  • Gay couples as a matter of course will need to pursue surrogacy- and then run into the twin problems of sourcing an egg donor and a surrogate- when there are bans on advertising (at least for surrogates) and there is a legal minefield about how to become parents.
  • I talked about about how my husband Mitchell and I walked down the street holding hands. I said that we often were glared at by others who were disapproving of us holding hands- often by straight couples, also holding hands at the time. This statement was met by gasps from the audience, apparently shocked at how we were glared at. I also said that every couple of weeks we get homophobic abuse hurled at us by others- again for either just walking down the street, or for that matter again holding hands. Again, the audience gasped. I said that this kind of experience was often felt by LGBTI people- before they come in the door of their doctor's.

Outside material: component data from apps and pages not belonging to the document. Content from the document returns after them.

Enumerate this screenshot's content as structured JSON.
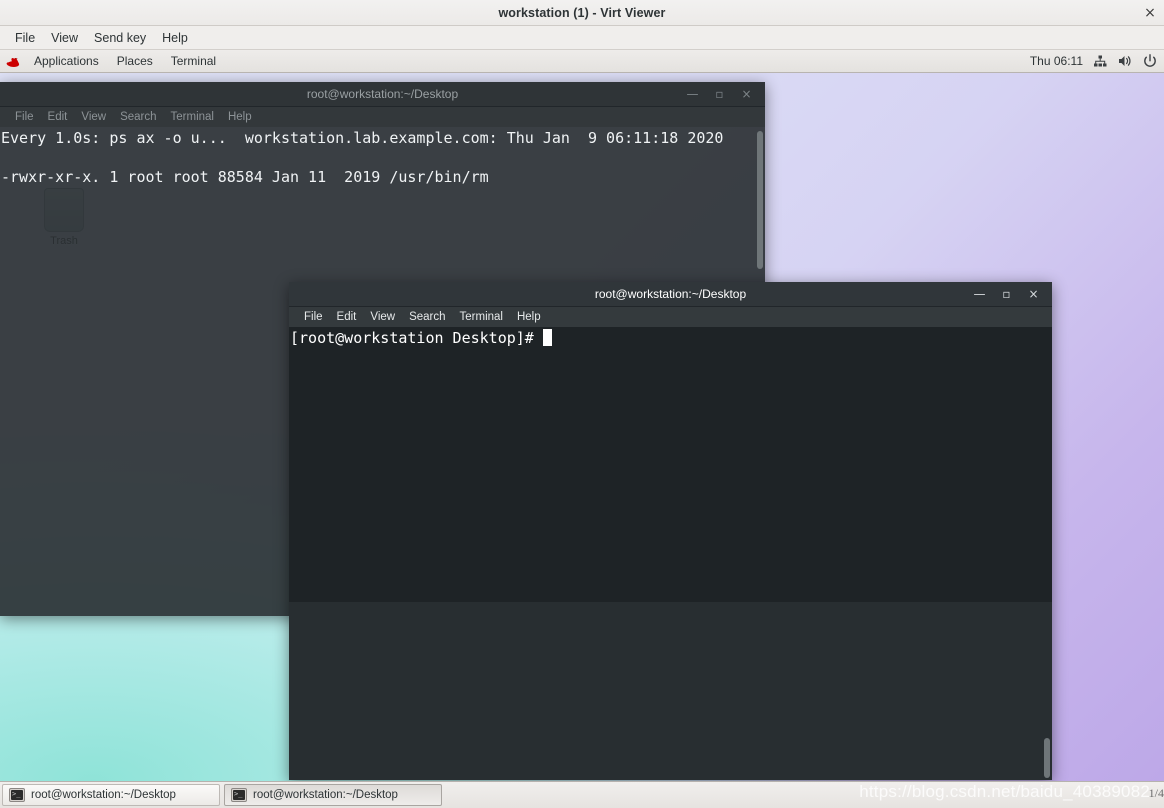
{
  "virt_viewer": {
    "title": "workstation (1) - Virt Viewer",
    "close_glyph": "×",
    "menu": [
      {
        "label": "File"
      },
      {
        "label": "View"
      },
      {
        "label": "Send key"
      },
      {
        "label": "Help"
      }
    ]
  },
  "gnome_panel": {
    "left_items": [
      {
        "label": "Applications",
        "icon": "redhat-logo-icon"
      },
      {
        "label": "Places",
        "icon": null
      },
      {
        "label": "Terminal",
        "icon": null
      }
    ],
    "clock": "Thu 06:11",
    "tray": [
      {
        "icon": "network-icon"
      },
      {
        "icon": "volume-icon"
      },
      {
        "icon": "power-icon"
      }
    ]
  },
  "desktop": {
    "icons": [
      {
        "name": "trash-icon",
        "label": "Trash"
      }
    ],
    "wallpaper_colors": {
      "top_left": "#dfe2f6",
      "bottom_right": "#bda8e8",
      "bottom_left_accent": "#8fe3d8"
    }
  },
  "terminal_windows": [
    {
      "id": "term1",
      "title": "root@workstation:~/Desktop",
      "focused": false,
      "menu": [
        "File",
        "Edit",
        "View",
        "Search",
        "Terminal",
        "Help"
      ],
      "buttons": {
        "minimize": "—",
        "maximize": "▫",
        "close": "×"
      },
      "content_lines": [
        "Every 1.0s: ps ax -o u...  workstation.lab.example.com: Thu Jan  9 06:11:18 2020",
        "",
        "-rwxr-xr-x. 1 root root 88584 Jan 11  2019 /usr/bin/rm"
      ]
    },
    {
      "id": "term2",
      "title": "root@workstation:~/Desktop",
      "focused": true,
      "menu": [
        "File",
        "Edit",
        "View",
        "Search",
        "Terminal",
        "Help"
      ],
      "buttons": {
        "minimize": "—",
        "maximize": "▫",
        "close": "×"
      },
      "content_lines": [
        "[root@workstation Desktop]# "
      ]
    }
  ],
  "taskbar": {
    "items": [
      {
        "label": "root@workstation:~/Desktop",
        "icon": "terminal-icon",
        "pressed": false
      },
      {
        "label": "root@workstation:~/Desktop",
        "icon": "terminal-icon",
        "pressed": true
      }
    ]
  },
  "watermark": {
    "text": "https://blog.csdn.net/baidu_40389082",
    "page_indicator": "1/4"
  }
}
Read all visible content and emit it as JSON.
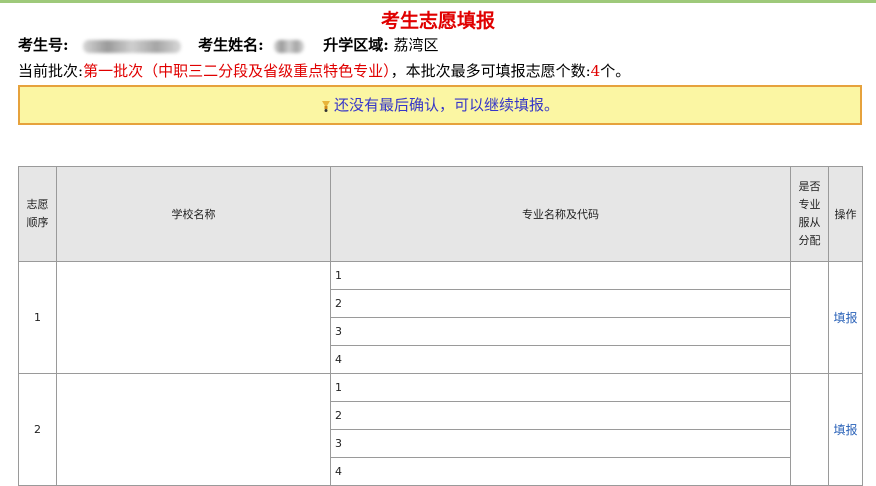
{
  "page": {
    "title": "考生志愿填报"
  },
  "candidate": {
    "id_label": "考生号:",
    "name_label": "考生姓名:",
    "district_label": "升学区域:",
    "district": "荔湾区"
  },
  "batch": {
    "prefix": "当前批次:",
    "name": "第一批次（中职三二分段及省级重点特色专业）",
    "middle": "，本批次最多可填报志愿个数:",
    "max": "4",
    "suffix": "个。"
  },
  "notice": {
    "icon": "lightbulb-icon",
    "text": "还没有最后确认，可以继续填报。"
  },
  "table": {
    "headers": {
      "order": [
        "志愿",
        "顺序"
      ],
      "school": "学校名称",
      "major": "专业名称及代码",
      "obey": [
        "是否",
        "专业",
        "服从",
        "分配"
      ],
      "action": "操作"
    },
    "rows": [
      {
        "index": "1",
        "school": "",
        "majors": [
          "1",
          "2",
          "3",
          "4"
        ],
        "action": "填报"
      },
      {
        "index": "2",
        "school": "",
        "majors": [
          "1",
          "2",
          "3",
          "4"
        ],
        "action": "填报"
      }
    ]
  },
  "colors": {
    "title": "#e00000",
    "notice_bg": "#fbf6a3",
    "notice_border": "#e6a23c",
    "notice_text": "#3636c8",
    "link": "#2a62b8"
  }
}
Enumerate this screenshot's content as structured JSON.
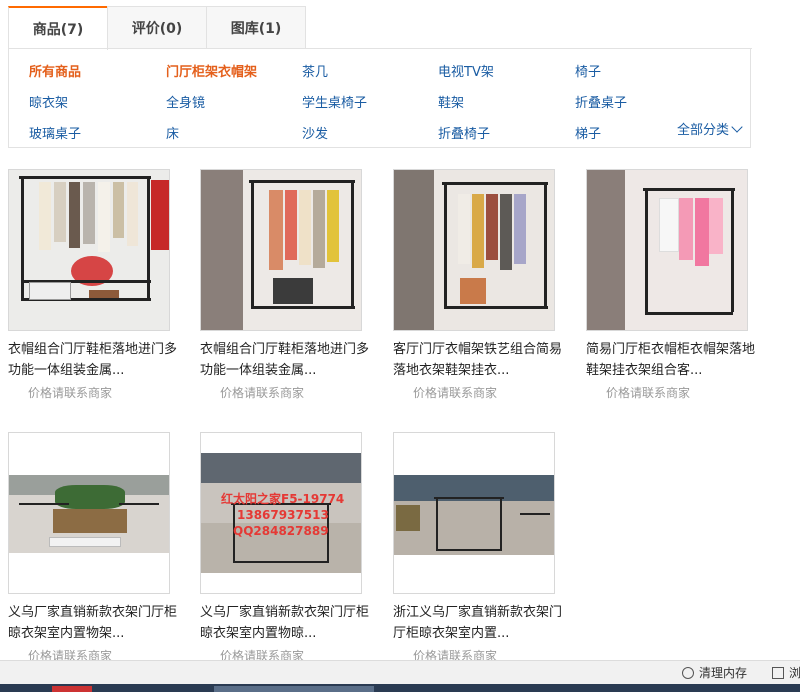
{
  "tabs": [
    {
      "label": "商品(7)",
      "active": true
    },
    {
      "label": "评价(0)",
      "active": false
    },
    {
      "label": "图库(1)",
      "active": false
    }
  ],
  "categories": [
    {
      "label": "所有商品",
      "highlight": true
    },
    {
      "label": "门厅柜架衣帽架",
      "highlight": true
    },
    {
      "label": "茶几"
    },
    {
      "label": "电视TV架"
    },
    {
      "label": "椅子"
    },
    {
      "label": "晾衣架"
    },
    {
      "label": "全身镜"
    },
    {
      "label": "学生桌椅子"
    },
    {
      "label": "鞋架"
    },
    {
      "label": "折叠桌子"
    },
    {
      "label": "玻璃桌子"
    },
    {
      "label": "床"
    },
    {
      "label": "沙发"
    },
    {
      "label": "折叠椅子"
    },
    {
      "label": "梯子"
    }
  ],
  "all_categories": "全部分类",
  "products": [
    {
      "title1": "衣帽组合门厅鞋柜落地进门多",
      "title2": "功能一体组装金属...",
      "price": "价格请联系商家"
    },
    {
      "title1": "衣帽组合门厅鞋柜落地进门多",
      "title2": "功能一体组装金属...",
      "price": "价格请联系商家"
    },
    {
      "title1": "客厅门厅衣帽架铁艺组合简易",
      "title2": "落地衣架鞋架挂衣...",
      "price": "价格请联系商家"
    },
    {
      "title1": "简易门厅柜衣帽柜衣帽架落地",
      "title2": "鞋架挂衣架组合客...",
      "price": "价格请联系商家"
    },
    {
      "title1": "义乌厂家直销新款衣架门厅柜",
      "title2": "晾衣架室内置物架...",
      "price": "价格请联系商家"
    },
    {
      "title1": "义乌厂家直销新款衣架门厅柜",
      "title2": "晾衣架室内置物晾...",
      "price": "价格请联系商家"
    },
    {
      "title1": "浙江义乌厂家直销新款衣架门",
      "title2": "厅柜晾衣架室内置...",
      "price": "价格请联系商家"
    }
  ],
  "image_text": {
    "p6_line1": "红太阳之家F5-19774",
    "p6_line2": "13867937513",
    "p6_line3": "QQ284827889"
  },
  "status_bar": {
    "clear_memory": "清理内存",
    "right_item": "浏"
  },
  "colors": {
    "accent": "#ff6a00",
    "link": "#1a5ca3",
    "highlight": "#e4601c"
  }
}
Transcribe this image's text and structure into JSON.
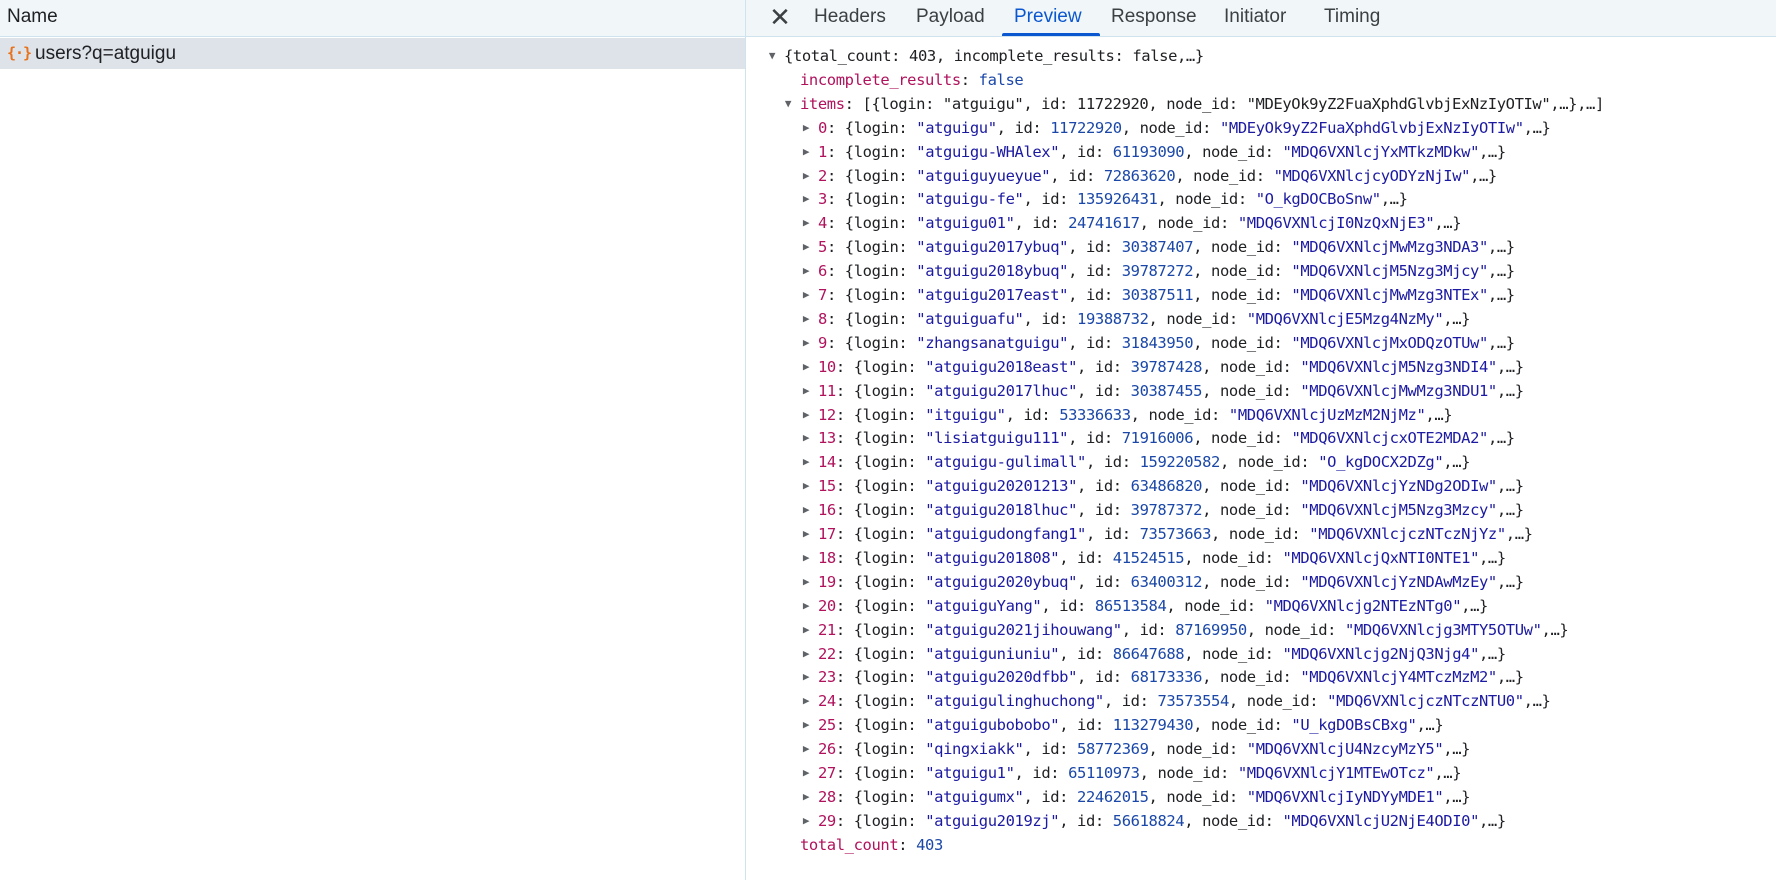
{
  "left_panel": {
    "header": "Name",
    "request": {
      "icon": "{·}",
      "label": "users?q=atguigu"
    }
  },
  "tabs": [
    "Headers",
    "Payload",
    "Preview",
    "Response",
    "Initiator",
    "Timing"
  ],
  "active_tab": "Preview",
  "preview": {
    "root_summary": "{total_count: 403, incomplete_results: false,…}",
    "incomplete_results_key": "incomplete_results",
    "incomplete_results_value": "false",
    "items_key": "items",
    "items_summary": "[{login: \"atguigu\", id: 11722920, node_id: \"MDEyOk9yZ2FuaXphdGlvbjExNzIyOTIw\",…},…]",
    "items": [
      {
        "login": "atguigu",
        "id": "11722920",
        "node_id": "MDEyOk9yZ2FuaXphdGlvbjExNzIyOTIw"
      },
      {
        "login": "atguigu-WHAlex",
        "id": "61193090",
        "node_id": "MDQ6VXNlcjYxMTkzMDkw"
      },
      {
        "login": "atguiguyueyue",
        "id": "72863620",
        "node_id": "MDQ6VXNlcjcyODYzNjIw"
      },
      {
        "login": "atguigu-fe",
        "id": "135926431",
        "node_id": "O_kgDOCBoSnw"
      },
      {
        "login": "atguigu01",
        "id": "24741617",
        "node_id": "MDQ6VXNlcjI0NzQxNjE3"
      },
      {
        "login": "atguigu2017ybuq",
        "id": "30387407",
        "node_id": "MDQ6VXNlcjMwMzg3NDA3"
      },
      {
        "login": "atguigu2018ybuq",
        "id": "39787272",
        "node_id": "MDQ6VXNlcjM5Nzg3Mjcy"
      },
      {
        "login": "atguigu2017east",
        "id": "30387511",
        "node_id": "MDQ6VXNlcjMwMzg3NTEx"
      },
      {
        "login": "atguiguafu",
        "id": "19388732",
        "node_id": "MDQ6VXNlcjE5Mzg4NzMy"
      },
      {
        "login": "zhangsanatguigu",
        "id": "31843950",
        "node_id": "MDQ6VXNlcjMxODQzOTUw"
      },
      {
        "login": "atguigu2018east",
        "id": "39787428",
        "node_id": "MDQ6VXNlcjM5Nzg3NDI4"
      },
      {
        "login": "atguigu2017lhuc",
        "id": "30387455",
        "node_id": "MDQ6VXNlcjMwMzg3NDU1"
      },
      {
        "login": "itguigu",
        "id": "53336633",
        "node_id": "MDQ6VXNlcjUzMzM2NjMz"
      },
      {
        "login": "lisiatguigu111",
        "id": "71916006",
        "node_id": "MDQ6VXNlcjcxOTE2MDA2"
      },
      {
        "login": "atguigu-gulimall",
        "id": "159220582",
        "node_id": "O_kgDOCX2DZg"
      },
      {
        "login": "atguigu20201213",
        "id": "63486820",
        "node_id": "MDQ6VXNlcjYzNDg2ODIw"
      },
      {
        "login": "atguigu2018lhuc",
        "id": "39787372",
        "node_id": "MDQ6VXNlcjM5Nzg3Mzcy"
      },
      {
        "login": "atguigudongfang1",
        "id": "73573663",
        "node_id": "MDQ6VXNlcjczNTczNjYz"
      },
      {
        "login": "atguigu201808",
        "id": "41524515",
        "node_id": "MDQ6VXNlcjQxNTI0NTE1"
      },
      {
        "login": "atguigu2020ybuq",
        "id": "63400312",
        "node_id": "MDQ6VXNlcjYzNDAwMzEy"
      },
      {
        "login": "atguiguYang",
        "id": "86513584",
        "node_id": "MDQ6VXNlcjg2NTEzNTg0"
      },
      {
        "login": "atguigu2021jihouwang",
        "id": "87169950",
        "node_id": "MDQ6VXNlcjg3MTY5OTUw"
      },
      {
        "login": "atguiguniuniu",
        "id": "86647688",
        "node_id": "MDQ6VXNlcjg2NjQ3Njg4"
      },
      {
        "login": "atguigu2020dfbb",
        "id": "68173336",
        "node_id": "MDQ6VXNlcjY4MTczMzM2"
      },
      {
        "login": "atguigulinghuchong",
        "id": "73573554",
        "node_id": "MDQ6VXNlcjczNTczNTU0"
      },
      {
        "login": "atguigubobobo",
        "id": "113279430",
        "node_id": "U_kgDOBsCBxg"
      },
      {
        "login": "qingxiakk",
        "id": "58772369",
        "node_id": "MDQ6VXNlcjU4NzcyMzY5"
      },
      {
        "login": "atguigu1",
        "id": "65110973",
        "node_id": "MDQ6VXNlcjY1MTEwOTcz"
      },
      {
        "login": "atguigumx",
        "id": "22462015",
        "node_id": "MDQ6VXNlcjIyNDYyMDE1"
      },
      {
        "login": "atguigu2019zj",
        "id": "56618824",
        "node_id": "MDQ6VXNlcjU2NjE4ODI0"
      }
    ],
    "total_count_key": "total_count",
    "total_count_value": "403"
  },
  "colors": {
    "key": "#b0125c",
    "number": "#1a47a8",
    "string": "#1c1aa1",
    "active_tab": "#0b57d0",
    "request_icon": "#e8711c"
  }
}
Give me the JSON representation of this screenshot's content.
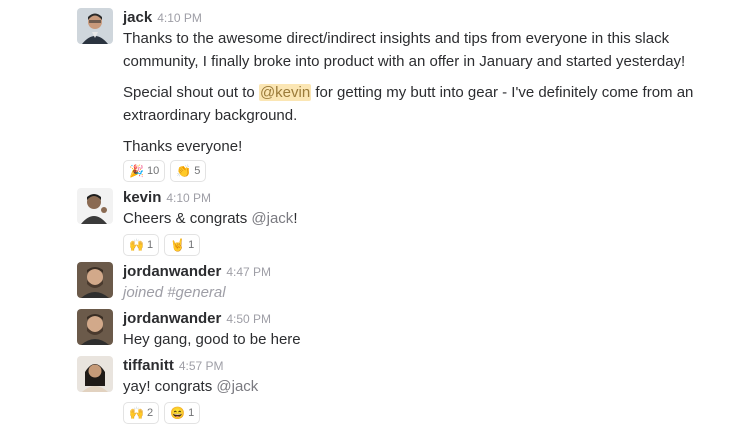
{
  "messages": [
    {
      "user": "jack",
      "time": "4:10 PM",
      "paragraphs": {
        "p1": "Thanks to the awesome direct/indirect insights and tips from everyone in this slack community, I finally broke into product with an offer in January and started yesterday!",
        "p2_pre": "Special shout out to ",
        "p2_mention": "@kevin",
        "p2_post": " for getting my butt into gear - I've definitely come from an extraordinary background.",
        "p3": "Thanks everyone!"
      },
      "reactions": [
        {
          "icon": "party-popper-icon",
          "glyph": "🎉",
          "count": "10"
        },
        {
          "icon": "clapping-hands-icon",
          "glyph": "👏",
          "count": "5"
        }
      ]
    },
    {
      "user": "kevin",
      "time": "4:10 PM",
      "text_pre": "Cheers & congrats ",
      "mention": "@jack",
      "text_post": "!",
      "reactions": [
        {
          "icon": "raised-hands-icon",
          "glyph": "🙌",
          "count": "1"
        },
        {
          "icon": "rock-on-hand-icon",
          "glyph": "🤘",
          "count": "1"
        }
      ]
    },
    {
      "user": "jordanwander",
      "time": "4:47 PM",
      "joined": "joined #general"
    },
    {
      "user": "jordanwander",
      "time": "4:50 PM",
      "text": "Hey gang, good to be here"
    },
    {
      "user": "tiffanitt",
      "time": "4:57 PM",
      "text_pre": "yay! congrats ",
      "mention": "@jack",
      "reactions": [
        {
          "icon": "raised-hands-icon",
          "glyph": "🙌",
          "count": "2"
        },
        {
          "icon": "grinning-face-icon",
          "glyph": "😄",
          "count": "1"
        }
      ]
    }
  ]
}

Sunday, August 14, 2016

Presentation to City Fertility Centre, Melbourne

A couple of weeks ago,I had the privilege to present to City Fertility Centre, Melbourne, about fertility law issues, including egg and sperm donation and surrogacy.

The setting was especially apt. Earlier in the day I had appeared in the County Court of Victoria, and had obtained a substitute parentage order for my clients, who were the intended parents under a surrogacy arrangement. My clients had gone to India in 2012- after changes had been set out by the Indian government, and paid many thousands of dollars having their embryos frozen- but at a time when the doctor knew or ought reasonably to have known that nothing could be done with those embryos other than freezing them.

When my clients first approached me, I was of the opinion in all likelihood there was probably little that they could do about their frozen embryos (unfortunately I was right), and that they should start again- this time with a domestic surrogacy arrangement. They did so- and in the process became the first surrogacy arrangement through to completion by City Fertility Centre in Melbourne.

That arrangement had a few minor bumps ont he way, but overall went through very smoothly.

So following that court appearance, it was over to City Fertility Centre to present, for what I was told was for an hour. Well, that was the plan. Instead, I was asked so many questions by an incredibly enthusiastic audience, that I stopped speaking- exhausted- 2 1/4 hours later! I talked about the usual suspects- surrogacy, and egg and sperm donation, and the laws and practices concerning each. I gave practical examples about how when others thought that my clients would not be able to become parents, I was able to guide them through the legal maze and enable them to become parents.

A wholly satisfying day!